Exercise prompt ▸ Each line that contains the word "points" is to be copied from the records below.

Recorded data:
=-=-=-=-=

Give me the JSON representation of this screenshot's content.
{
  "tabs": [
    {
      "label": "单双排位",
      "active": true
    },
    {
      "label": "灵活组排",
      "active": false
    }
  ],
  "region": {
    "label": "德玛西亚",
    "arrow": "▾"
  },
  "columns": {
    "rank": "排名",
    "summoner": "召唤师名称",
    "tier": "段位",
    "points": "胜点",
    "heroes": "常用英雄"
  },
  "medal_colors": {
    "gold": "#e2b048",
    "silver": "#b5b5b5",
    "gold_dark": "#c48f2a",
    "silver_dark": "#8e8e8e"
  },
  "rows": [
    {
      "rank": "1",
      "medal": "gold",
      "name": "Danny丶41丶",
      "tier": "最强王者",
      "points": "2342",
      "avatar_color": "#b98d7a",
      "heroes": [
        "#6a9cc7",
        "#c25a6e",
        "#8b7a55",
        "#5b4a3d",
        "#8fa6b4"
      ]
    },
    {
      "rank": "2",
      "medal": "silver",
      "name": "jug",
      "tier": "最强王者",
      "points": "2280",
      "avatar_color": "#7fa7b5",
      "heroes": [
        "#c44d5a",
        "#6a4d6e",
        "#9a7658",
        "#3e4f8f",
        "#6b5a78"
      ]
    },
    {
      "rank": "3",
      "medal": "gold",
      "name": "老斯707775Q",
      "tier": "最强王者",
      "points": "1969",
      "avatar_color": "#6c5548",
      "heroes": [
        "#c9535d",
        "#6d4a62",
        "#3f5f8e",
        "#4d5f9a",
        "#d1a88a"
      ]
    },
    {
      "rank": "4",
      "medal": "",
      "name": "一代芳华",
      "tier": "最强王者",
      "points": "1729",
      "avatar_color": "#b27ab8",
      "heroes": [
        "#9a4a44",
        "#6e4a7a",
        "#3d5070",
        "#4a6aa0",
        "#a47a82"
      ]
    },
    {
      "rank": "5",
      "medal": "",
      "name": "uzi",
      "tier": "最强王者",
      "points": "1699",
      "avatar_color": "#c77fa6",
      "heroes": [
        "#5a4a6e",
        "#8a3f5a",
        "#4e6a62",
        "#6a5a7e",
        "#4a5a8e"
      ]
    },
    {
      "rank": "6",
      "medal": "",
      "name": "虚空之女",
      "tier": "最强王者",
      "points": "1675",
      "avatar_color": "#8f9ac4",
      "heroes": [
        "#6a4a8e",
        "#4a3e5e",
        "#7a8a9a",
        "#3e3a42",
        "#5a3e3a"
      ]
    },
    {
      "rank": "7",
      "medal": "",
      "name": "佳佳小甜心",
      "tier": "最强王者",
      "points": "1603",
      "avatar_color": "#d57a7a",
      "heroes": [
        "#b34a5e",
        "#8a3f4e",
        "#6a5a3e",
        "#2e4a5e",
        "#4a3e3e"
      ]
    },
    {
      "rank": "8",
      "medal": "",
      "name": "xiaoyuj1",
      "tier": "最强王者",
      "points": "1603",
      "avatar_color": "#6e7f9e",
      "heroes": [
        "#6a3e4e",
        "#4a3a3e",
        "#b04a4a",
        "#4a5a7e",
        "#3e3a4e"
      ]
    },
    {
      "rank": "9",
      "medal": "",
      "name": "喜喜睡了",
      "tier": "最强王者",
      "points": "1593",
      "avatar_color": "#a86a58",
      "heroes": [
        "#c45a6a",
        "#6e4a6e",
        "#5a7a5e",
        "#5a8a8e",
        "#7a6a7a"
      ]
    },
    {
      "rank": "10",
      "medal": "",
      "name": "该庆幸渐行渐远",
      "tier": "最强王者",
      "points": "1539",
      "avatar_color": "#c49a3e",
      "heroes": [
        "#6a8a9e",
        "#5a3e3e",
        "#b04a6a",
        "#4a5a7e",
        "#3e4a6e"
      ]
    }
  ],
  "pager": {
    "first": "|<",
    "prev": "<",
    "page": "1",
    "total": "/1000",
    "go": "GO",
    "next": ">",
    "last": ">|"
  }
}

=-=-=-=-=

Task result ▸
    "points": "胜点",
      "points": "2342",
      "points": "2280",
      "points": "1969",
      "points": "1729",
      "points": "1699",
      "points": "1675",
      "points": "1603",
      "points": "1603",
      "points": "1593",
      "points": "1539",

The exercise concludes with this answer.